> About this task:
For each line below that contains the string "Downloads", copy that line.

> Input data:
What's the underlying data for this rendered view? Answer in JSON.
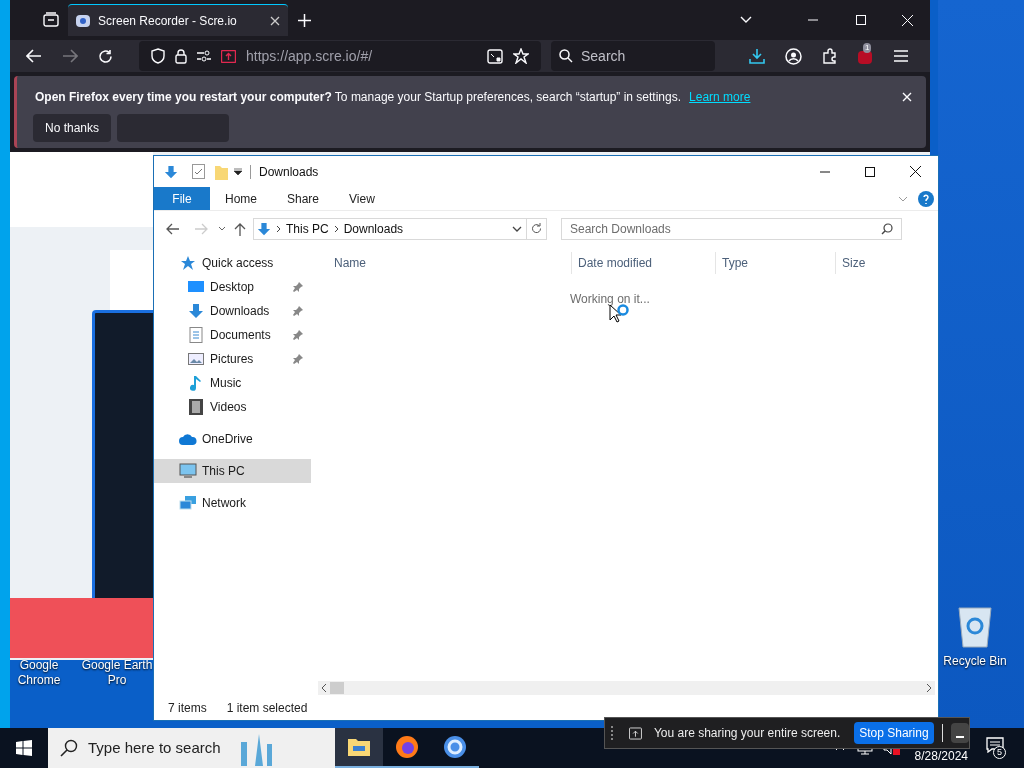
{
  "browser": {
    "tab": {
      "title": "Screen Recorder - Scre.io",
      "selected": true
    },
    "address": "https://app.scre.io/#/",
    "search": {
      "placeholder": "Search"
    },
    "extension_badge": "1",
    "notification": {
      "message": "**Open Firefox every time you restart your computer?** To manage your Startup preferences, search “startup” in settings.",
      "link": "Learn more",
      "buttons": [
        "No thanks"
      ]
    }
  },
  "explorer": {
    "title": "Downloads",
    "ribbon_tabs": [
      {
        "label": "File",
        "selected": true
      },
      {
        "label": "Home",
        "selected": false
      },
      {
        "label": "Share",
        "selected": false
      },
      {
        "label": "View",
        "selected": false
      }
    ],
    "breadcrumb": [
      "This PC",
      "Downloads"
    ],
    "search": {
      "placeholder": "Search Downloads"
    },
    "columns": [
      "Name",
      "Date modified",
      "Type",
      "Size"
    ],
    "loading_text": "Working on it...",
    "sidebar": {
      "items": [
        {
          "label": "Quick access",
          "kind": "star",
          "selected": false,
          "children": [
            {
              "label": "Desktop",
              "kind": "desktop",
              "pinned": true,
              "selected": false
            },
            {
              "label": "Downloads",
              "kind": "download",
              "pinned": true,
              "selected": false
            },
            {
              "label": "Documents",
              "kind": "document",
              "pinned": true,
              "selected": false
            },
            {
              "label": "Pictures",
              "kind": "pictures",
              "pinned": true,
              "selected": false
            },
            {
              "label": "Music",
              "kind": "music",
              "pinned": false,
              "selected": false
            },
            {
              "label": "Videos",
              "kind": "videos",
              "pinned": false,
              "selected": false
            }
          ]
        },
        {
          "label": "OneDrive",
          "kind": "cloud",
          "selected": false
        },
        {
          "label": "This PC",
          "kind": "pc",
          "selected": true
        },
        {
          "label": "Network",
          "kind": "network",
          "selected": false
        }
      ]
    },
    "status_bar": [
      "7 items",
      "1 item selected"
    ]
  },
  "desktop_icons": [
    {
      "label": "Google\nChrome"
    },
    {
      "label": "Google Earth\nPro"
    },
    {
      "label": "Recycle Bin"
    }
  ],
  "sharing_bar": {
    "message": "You are sharing your entire screen.",
    "button": "Stop Sharing"
  },
  "taskbar": {
    "search": {
      "placeholder": "Type here to search"
    },
    "date": "8/28/2024",
    "notification_count": "5"
  }
}
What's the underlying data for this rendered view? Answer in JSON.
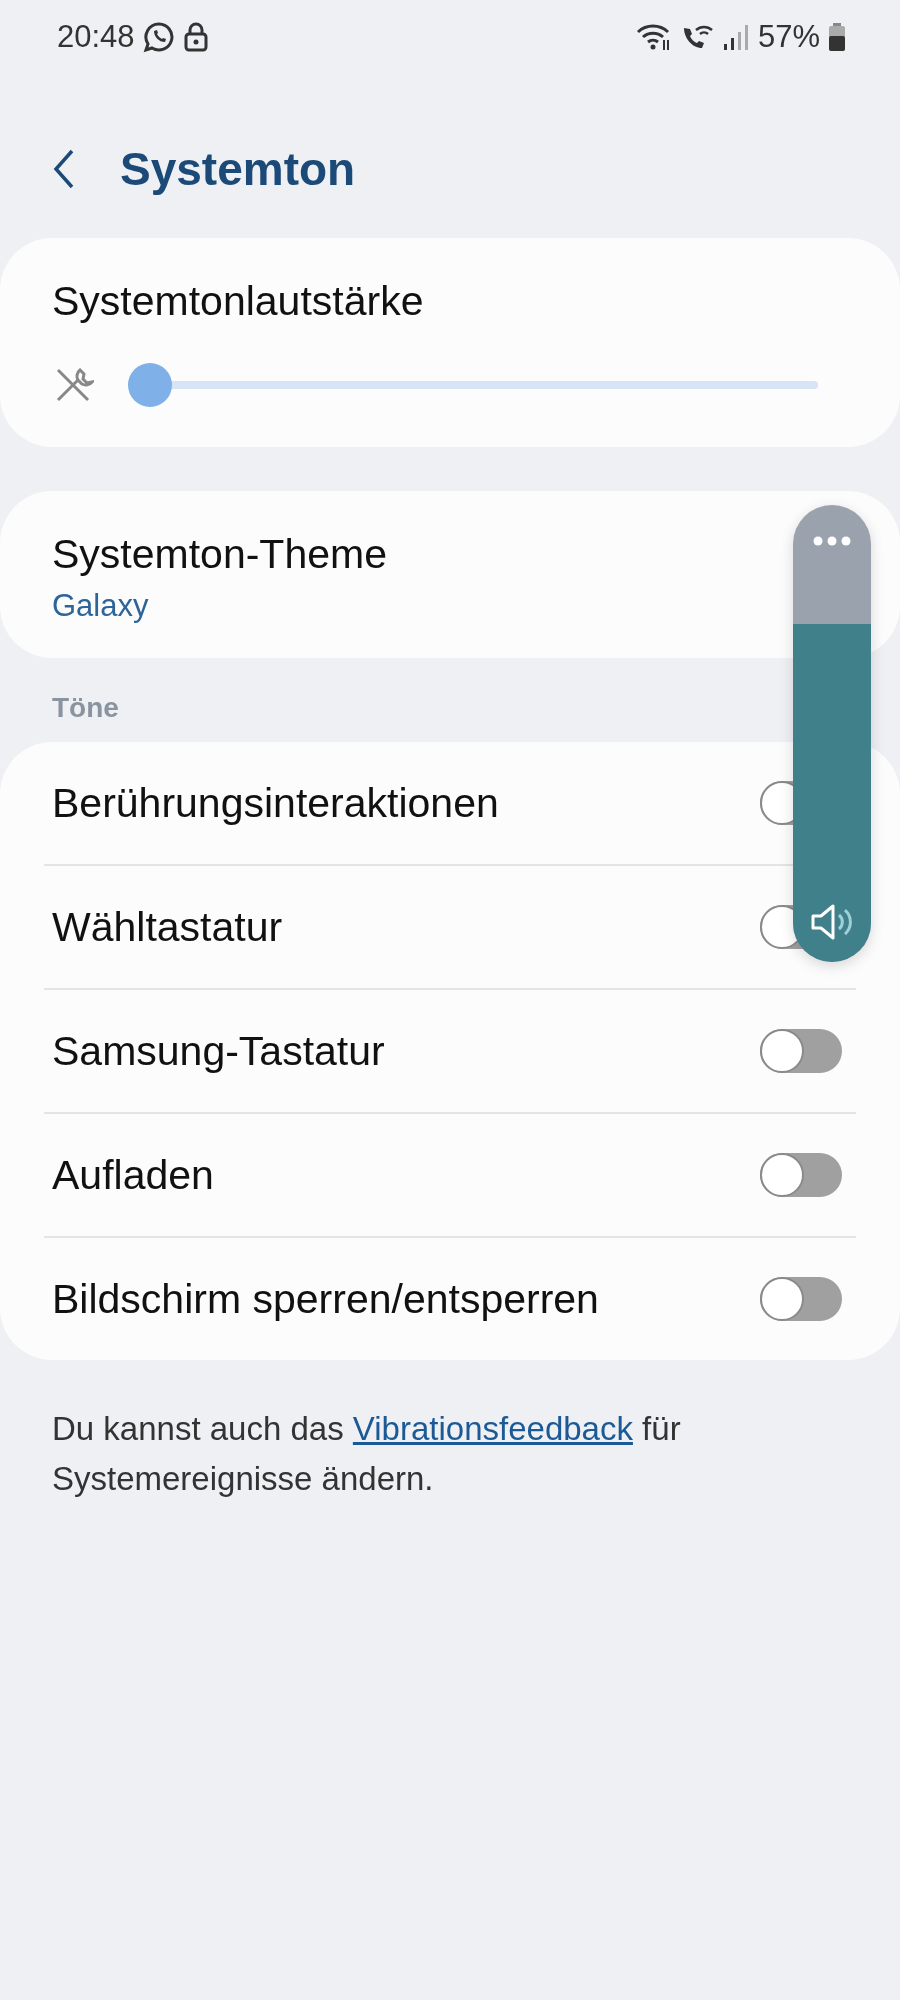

> Completed task:
    "title": "Downloads",
      "Downloads"
      "placeholder": "Search Downloads"
              "label": "Downloads",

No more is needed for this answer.